international law and contributed to a break down in the peace process. >>> foreign energy companies will deal with terrorism but a hostage crisis that left dozens of people from different countries dead is raising fears of new attacks on western infrastructure. 37 foreign nationals died in the operation his country carried out against islamic militants. they took hundreds of workers hostage. he stressed government forces moved in on the facility to demonstrate algeria will not give in to terrorism. a spokesperson for the militants told the french weekly paris match that group had achieved 90% of its goals. one of those goals was to take control of a heavily guarded complex with just 40 fighters. there were allegations the militants had some inside help. an algerian newspaper reported that security forces are questioning 11 workers. and algerian government officials have revealed former driver at the facility was among the attackers. he apparently provided the group with detailed information about the plant. the militants have pledged to continue their attacks unless france halts its military
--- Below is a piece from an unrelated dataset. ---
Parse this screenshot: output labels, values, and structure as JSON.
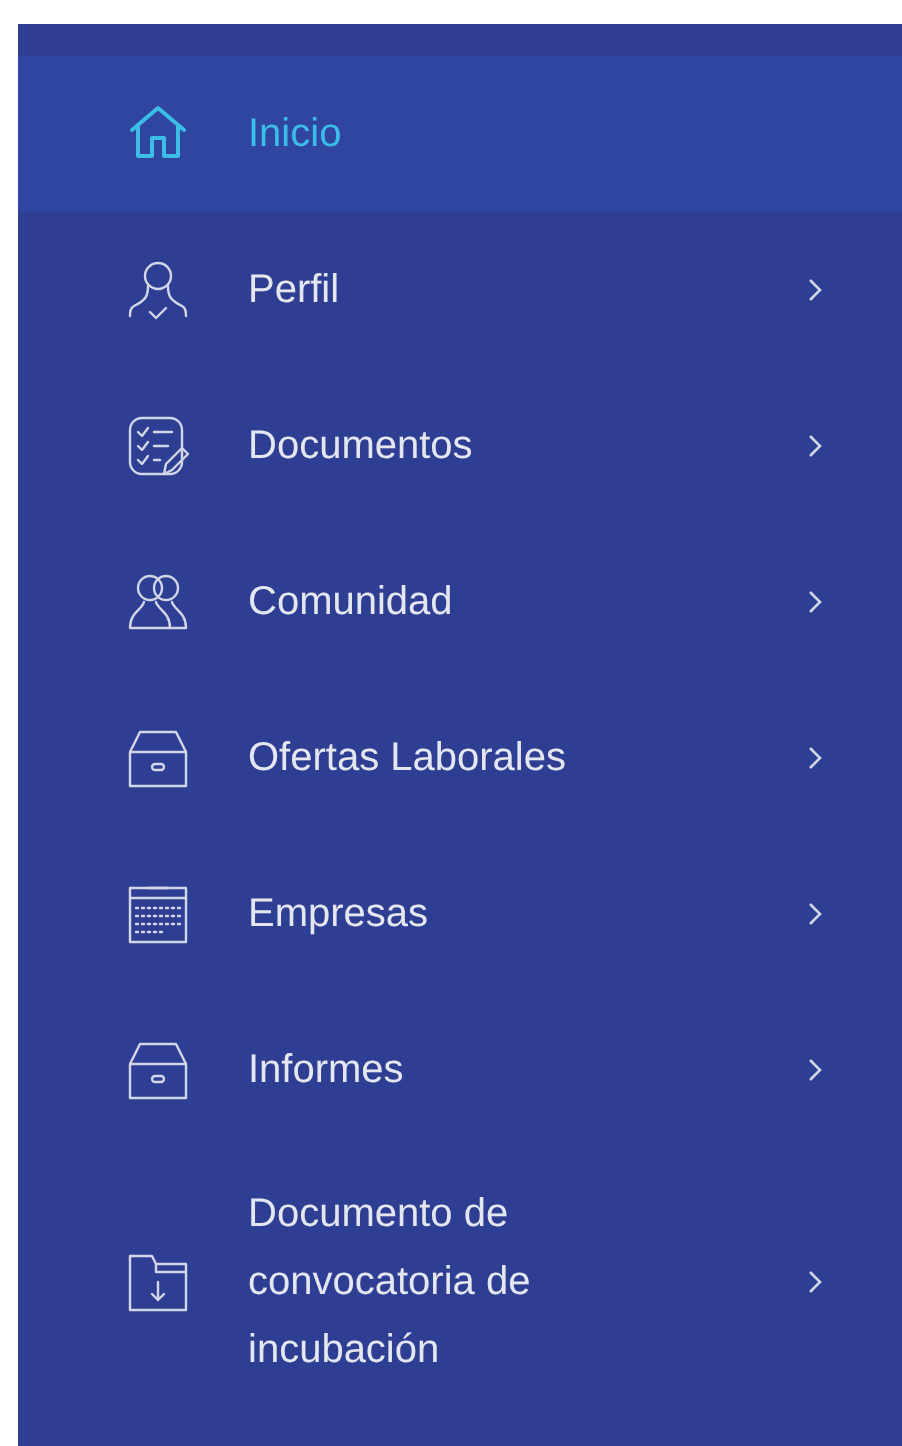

. >> reporter: fumihiro ito spent years developing energy sources. he led a project to develop gas fields in the salaha desert. he came from a town devastated in the tsunami two years ago. now, his 82-year-old mother lives alone in temporary housing. she says she has no mementos to remember her son. he and his former classmates were planning to get together next month to celebrate their 60th birthdays. >> translator: ito said he would join the party but would not stay overnight, because he wanted to visit his mother and stay with her. i want the news to be a mistake. i still think ito will show up at the party. >> reporter: he was looking forward to seeing his old friend. instead, he and the others will take a moment to remember. keiko abe, nhk world, tokyo. >> seven survivors of the attack will fly home on a government plane. the bodies of the seven victims will also be on the plane. >>> survivors from other asian countries have started to return patchari raksawong has details. >> a malaysian man arrived home on wednesday afternoon. he was an employee of the engineering firm, jgc. ravi k
efficiency. dreamliners have two sets of them. one is under the cockpit and provides backup energy in an emergency. the other is under the passenger cabin. it starts the jet's engines. the eight-cell batteries weigh half as much as conventional motors but provide the same amount of power. the problem is, they are more susceptible to catching fire when they overheat. in the japan airlines case, the battery caught fire, ntsb chair says there is evidence of short circuiting. when high temperatures trigger an uncontrollable reaction. >> the photo on the right and you can see the cells outlined in red, show the eight damaged cells of our battery that we're investigating in the lab. >> reporter: hersman says among the battery's eight cells, three were heavily damaged. they are trying to figure out that those are different than others. >> we're working very hard to determine what happened and why it happened. we'll look at failure scenarios and coordinating with colleagues around the world. >> reporter: aviation authorities in japan are also looking at the battery problem. they have been
Search Results 0 to 3 of about 4